It was March 15, 2010, the day before her 45th birthday. This couldn’t be happening, she thought. She was too young and much too fit. “I still kept thinking, ‘I’m not having a stroke,’ ” she recalled.
She was wrong. At the hospital, emergency room physicians cleared the clot from her brain, but the damage had been done. When Brott was left with little strength on her left side despite physical therapy, she faced a long, difficult future in a body compromised by a disease of the elderly — until she decided to take control of her own recovery by returning to the gym.
Researchers are learning that exercise can help younger stroke victims such as Brott regain function, even years after they are stricken. A widely cited 2011 study provides support for therapeutic approaches like the one Brott stumbled upon when she returned to the gym.
“The secret to recovery in stroke is to continue working on your balance, continue working on your upper extremities, continue working on your lower extremities,” said Pamela W. Duncan, a neurology professor at Wake Forest Baptist Medical Center in Winston-Salem, N.C., and co-leader of the Locomotor Experience Applied Post-Stroke (LEAPS) research project.
The LEAPS researchers had originally set out to determine whether supporting stroke victims in harnesses to help them walk on treadmills would improve mobility more effectively than structured physical therapy at home, assisted by a therapist.
But when they tested 408 stroke survivors, a large number for such a study, Duncan and her colleagues unexpectedly discovered that the harness and treadmill produced approximately the same results as the structured at-home therapy. Perhaps more interesting was another finding: A group of patients whose therapy was delayed for the purpose of comparison also showed marked improvement when their therapy began.
“No matter when you start an intense, progressive program, it works,” said Katherine J. Sullivan, a neuroscientist and an associate professor of physical therapy at the University of Southern California, who led the LEAPS study with Duncan.
This is good news for stroke survivors, because delays in rehabilitation are inevitable for some who must be stabilized medically before they can attempt even minimal exercise.

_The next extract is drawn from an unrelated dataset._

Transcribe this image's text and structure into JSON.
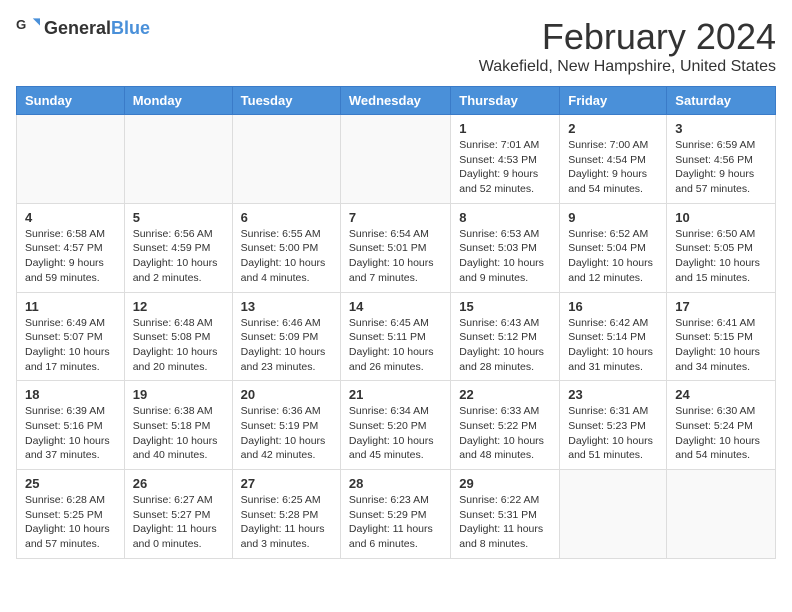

“Rehabilitation can have some impact even months to years after a stroke,” said Ralph Sacco, past president of the American Heart Association-American Stroke Association.
“The brain can relearn and recover. Physical activity can open up some new pathways.”